    (Click PIC to Enlarge)

    Copyright ©2006 - 2009 by Peter Laidler and MILSURPS.COM

    Collector's Comments and Feedback:

    1. Capt. Peter Laidler is the senior Armourer in the UK Military, now retired, but based as a Technical Officer at the UK Military Small Arms School. In addition to being a trained and highly experienced military "Armourer", he has authored two excellent books about the No.4(T) sniper rifles and their No.32 scopes. They are titled "An Armourer's Perspective: .303 No.4(T) Sniper Rifle", which he co-authored with Ian Skennerton and his own dedicated work, "Telescope Sighting No.32".

    If you're really interested in some in-depth learning about the No.4(T) sniper rifles and the No.32 series of scopes, their history, evolution, repair and adjustments for shooting, I'd highly recommend those two books, which are pictured below.
    ....... (Feedback by "Badger")

    (Click PIC to Enlarge)

    Note: The opinions expressed herein or statements made in this article are solely those of the author, and do not necessarily reflect the views of the Military Surplus Collectors Forums, or the ownership and moderation group of this site. MILSURPS.COM accepts no legal liability or responsibility for any claims made or opinions expressed herein. Also, please note that neither the author nor MILSURPS.COM recommends that any member of these forums, or a reader of this article, try this type of experimentation without the proper knowledge, equipment and training.
    This article was originally published in forum thread: "Worn draws in your No1, 4 or 5 fore-end .... " (by Peter Laidler) started by Badger View original post
    Comments 2 Comments
    1. tbonesmith's Avatar
      These pegs you use here and on the forend (L42 etc), are they all hand cut with a knife, or do you turn them down on a lathe?
      Warning: This is a relatively older thread
      This discussion is older than 360 days.
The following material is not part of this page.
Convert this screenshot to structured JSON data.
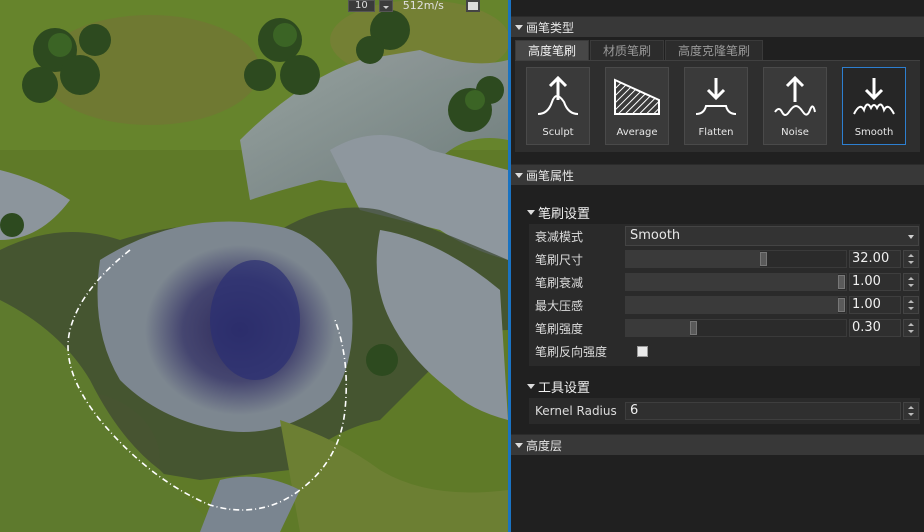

Some information contained in it may no longer be current.
    1. ssj's Avatar
      and the similarly downward angle of the draws is 74 degrees*

      Do we have a better guess? Im about to do my first draws...